If you have a csv or tsv file in your repo, GitHub will automatically display it as a table that you can search and filter on.
Similar to source code, you can click a row (or shift+click multiple rows) to highlight, and copy that URL to send to someone, e.g. https://github.com/saraford-tips/fluffy-octo-robot/blob/master/inventory.csv#L6-L8
You can also search within the spreadsheet. Although I couldn’t find a keyboard shortcut, as ‘s’ goes to the overall search this repo search box.
Suppose you had a question about the contents of a file at an exact moment in time (or in git-speak: at an exact commit in time). If you were to visit the repo and navigate directly either to a file or the line in question in a file, e.g. https://github.com/saraford/your-moment-of-github-zen/blob/master/main.js#L74 showing the line
you might forget or not even realize (like me) that you’re copying the link for the latest version of that file on master (or in git-speak: the version of the file at the current head of master).
In other words, if someone were to come along and make a change to this file, your link to this line of code at the latest commit on master might be a link to a totally different line of code instead of the openDevTools() link.
Press the `y` key and you’ll see that the page seems to refresh. Well, yes and no. The page has updated, but look at the URL now.
now you got the permalink to that exact line of code!
This shortcut is the functional equivalent of clicking Code – Commit – Browse the repository at this point in the history – clicking the file (e.g. main.js) – and then clicking the line number.
This shortcut works for any branch name, specific commit SHAs, and tags, according to the docs. E.g. suppose you were looking at main.js on a branch called windows-fix located at https://github.com/saraford-tips/your-moment-of-github-zen/blob/windows-fix/main.js and you pressed the `y` key. The URL would change to https://github.com/saraford-tips/your-moment-of-github-zen/blob/811aacbd492044c8a02536129edf42862d0a593d/main.js

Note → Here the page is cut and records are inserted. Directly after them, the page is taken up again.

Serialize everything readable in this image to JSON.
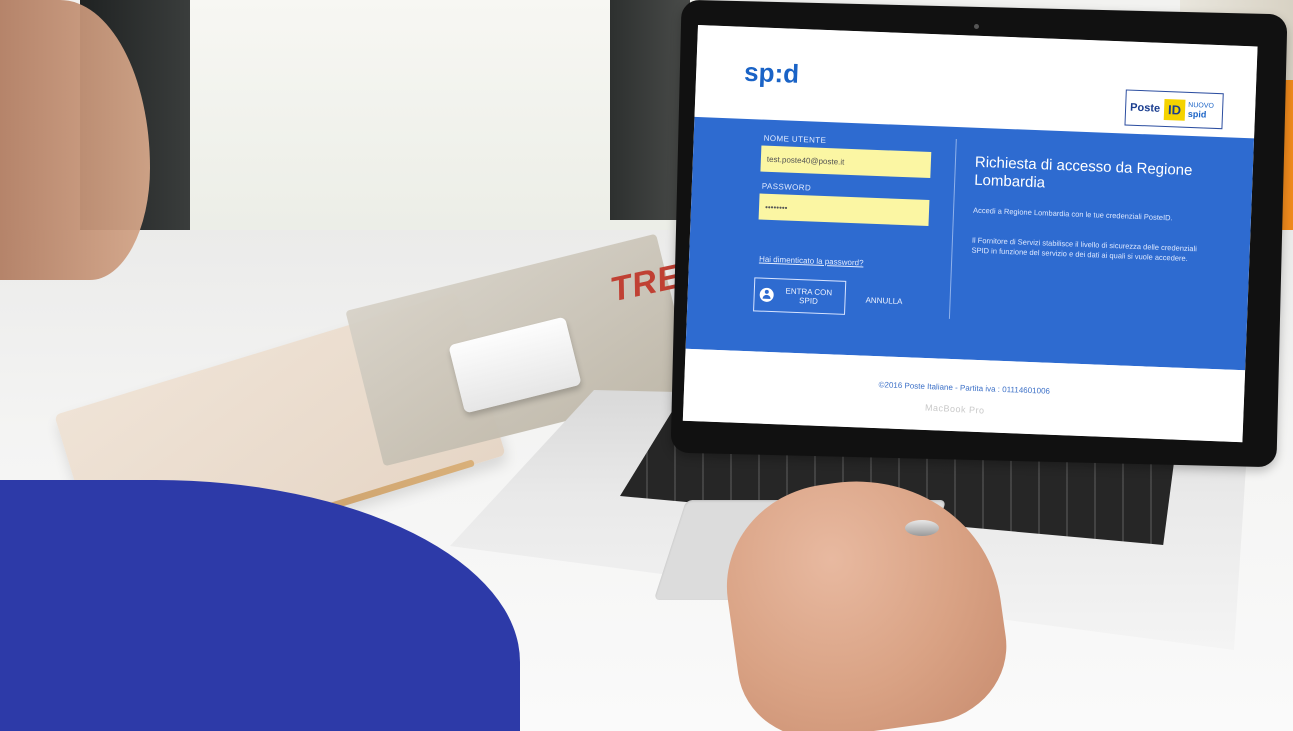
{
  "screen": {
    "logo": "sp:d",
    "poste_badge": {
      "label": "Poste",
      "id": "ID",
      "nuovo": "NUOVO",
      "spid": "spid"
    },
    "form": {
      "username_label": "NOME UTENTE",
      "username_value": "test.poste40@poste.it",
      "password_label": "PASSWORD",
      "password_value": "••••••••",
      "forgot_link": "Hai dimenticato la password?",
      "submit_label": "ENTRA CON SPID",
      "cancel_label": "ANNULLA"
    },
    "info": {
      "title": "Richiesta di accesso da Regione Lombardia",
      "paragraph1": "Accedi a Regione Lombardia con le tue credenziali PosteID.",
      "paragraph2": "Il Fornitore di Servizi stabilisce il livello di sicurezza delle credenziali SPID in funzione del servizio e dei dati ai quali si vuole accedere."
    },
    "footer": "©2016 Poste Italiane - Partita iva : 01114601006"
  },
  "device": {
    "label": "MacBook Pro"
  },
  "background": {
    "magazine_text": "TREL"
  },
  "colors": {
    "spid_blue": "#2e6bd0",
    "input_yellow": "#fbf6a3",
    "poste_yellow": "#f5d300"
  }
}
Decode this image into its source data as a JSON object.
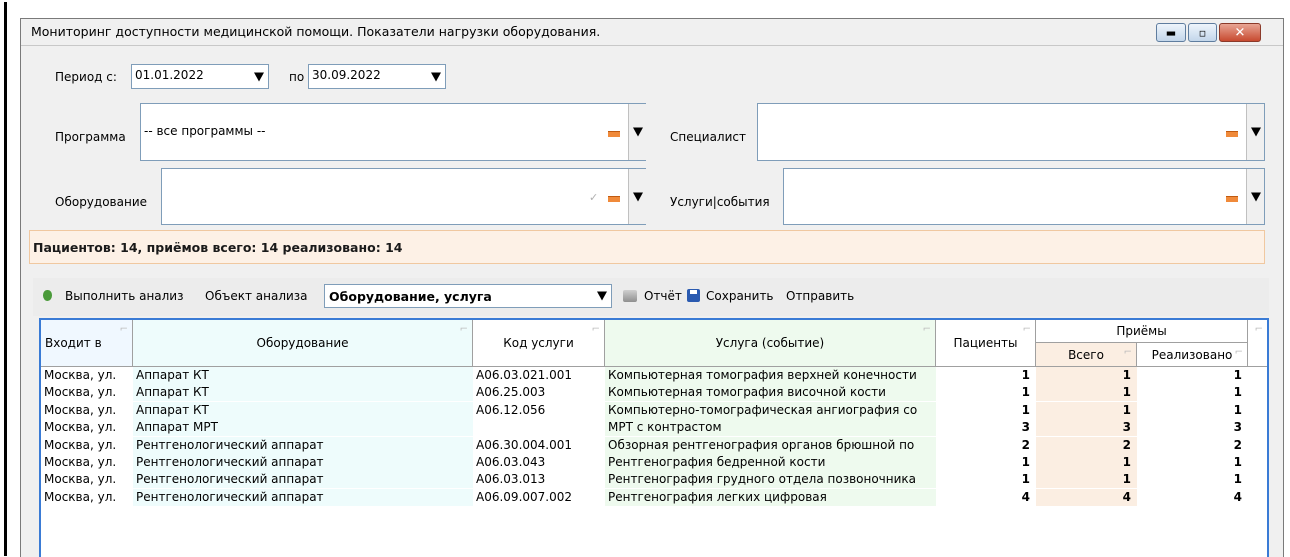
{
  "window": {
    "title": "Мониторинг доступности медицинской помощи. Показатели нагрузки оборудования."
  },
  "filters": {
    "period_from_label": "Период с:",
    "period_from_value": "01.01.2022",
    "period_to_label": "по",
    "period_to_value": "30.09.2022",
    "program_label": "Программа",
    "program_value": "-- все программы --",
    "specialist_label": "Специалист",
    "specialist_value": "",
    "equipment_label": "Оборудование",
    "equipment_value": "",
    "services_label": "Услуги|события",
    "services_value": ""
  },
  "summary": {
    "text": "Пациентов: 14, приёмов всего: 14 реализовано: 14"
  },
  "toolbar": {
    "run_label": "Выполнить анализ",
    "object_label": "Объект анализа",
    "object_value": "Оборудование, услуга",
    "report_label": "Отчёт",
    "save_label": "Сохранить",
    "send_label": "Отправить"
  },
  "table": {
    "columns": {
      "in": "Входит в",
      "equipment": "Оборудование",
      "code": "Код услуги",
      "service": "Услуга (событие)",
      "patients": "Пациенты",
      "visits_group": "Приёмы",
      "total": "Всего",
      "done": "Реализовано"
    },
    "rows": [
      {
        "in": "Москва, ул.",
        "equipment": "Аппарат КТ",
        "code": "A06.03.021.001",
        "service": "Компьютерная томография верхней конечности",
        "patients": "1",
        "total": "1",
        "done": "1"
      },
      {
        "in": "Москва, ул.",
        "equipment": "Аппарат КТ",
        "code": "A06.25.003",
        "service": "Компьютерная томография височной кости",
        "patients": "1",
        "total": "1",
        "done": "1"
      },
      {
        "in": "Москва, ул.",
        "equipment": "Аппарат КТ",
        "code": "A06.12.056",
        "service": "Компьютерно-томографическая ангиография со",
        "patients": "1",
        "total": "1",
        "done": "1"
      },
      {
        "in": "Москва, ул.",
        "equipment": "Аппарат МРТ",
        "code": "",
        "service": "МРТ с контрастом",
        "patients": "3",
        "total": "3",
        "done": "3"
      },
      {
        "in": "Москва, ул.",
        "equipment": "Рентгенологический аппарат",
        "code": "A06.30.004.001",
        "service": "Обзорная рентгенография органов брюшной по",
        "patients": "2",
        "total": "2",
        "done": "2"
      },
      {
        "in": "Москва, ул.",
        "equipment": "Рентгенологический аппарат",
        "code": "A06.03.043",
        "service": "Рентгенография бедренной кости",
        "patients": "1",
        "total": "1",
        "done": "1"
      },
      {
        "in": "Москва, ул.",
        "equipment": "Рентгенологический аппарат",
        "code": "A06.03.013",
        "service": "Рентгенография грудного отдела позвоночника",
        "patients": "1",
        "total": "1",
        "done": "1"
      },
      {
        "in": "Москва, ул.",
        "equipment": "Рентгенологический аппарат",
        "code": "A06.09.007.002",
        "service": "Рентгенография легких цифровая",
        "patients": "4",
        "total": "4",
        "done": "4"
      }
    ]
  }
}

I hate not having a photo to go alongside a tip, so here’s a picture of a Great Dane next to a small (terrier?) dog, aka how I feel standing next to tall people.
photo taken from https://flic.kr/p/b4RGX8